Original URL: http://www.theregister.co.uk/2011/10/05/belgian_piratebay_ban/

Belgian telcos ordered to blockade Pirate Bay

Court rules ISPs must cut access to torrent site

By Jan Libbenga

Posted in Security, 5th October 2011 09:36 GMT

The Belgian Anti-Piracy Federation (BAF) has urged all Belgian ISPs to block freetard site The Pirate Bay after a higher Antwerp court ordered Belgian cable company Telenet and telco Belgacom to make the site inaccessible to their subscribers.

The banning order comes after an Antwerp Commercial Court last year believed such a measure was "disproportionate".

In 2010 BAF took Telenet and Belgacom to court after lengthy negotiations fell through.
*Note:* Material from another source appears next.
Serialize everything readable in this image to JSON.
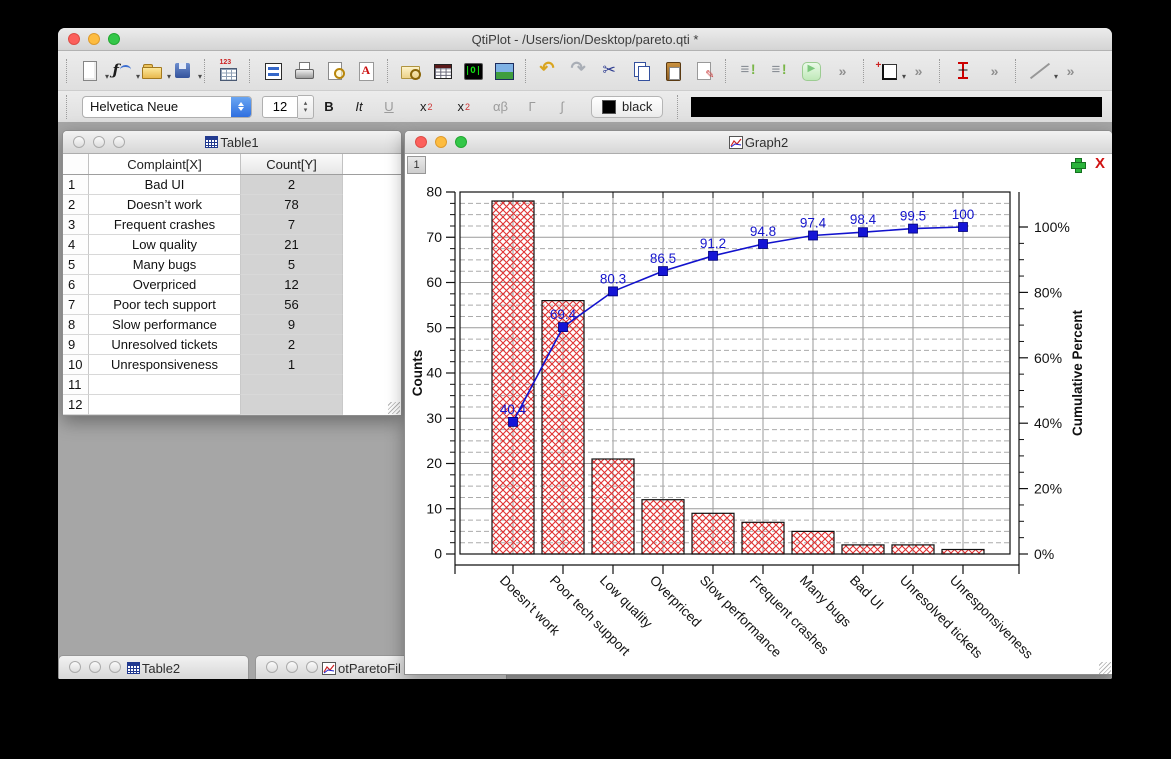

BAF believed that many Belgian films, TV shows and albums of Belgian artists were offered unlawfully for download online alongside international titles.

"It is the government’s responsibility to protect the legal economy and to enforce the law, also on the internet," managing director Christophe Van Mechelen said in a statement.

"Our entertainment industry needs to be protected from incurring further losses caused by illegal downloading and sharing."

The Antwerp Court of Appeal has now overruled the decision of the Commercial Court and ordered Belgacom and Telenet to initiate DNS blockades of at least 11 domains related to The Pirate Bay, the infamous bittorrent site. Telenet and Belgacom represent over 80 per cent of the Belgian broadband internet market.

Non-profit Belgian advocacy group NURPA was quoted as saying the decision sets a "dangerous precedent" for blocking of content by internet service providers in Belgium and abroad.

Until recently, only a district court in Hamburg had ordered a German ISP to unplug access to the site or see its staff face two years in prison or a $250,000 fine for each example of copyright infringement found.

However, in the Netherlands a lower court last year decided that cable operator Ziggo and KPN-owned ISP XS4ALL do not have to block The Pirate Bay as was requested by Dutch lobby group BREIN. The court believed blocking the entire site was "unjustified" since ISPs can't be held liable for the actions of individual users. ®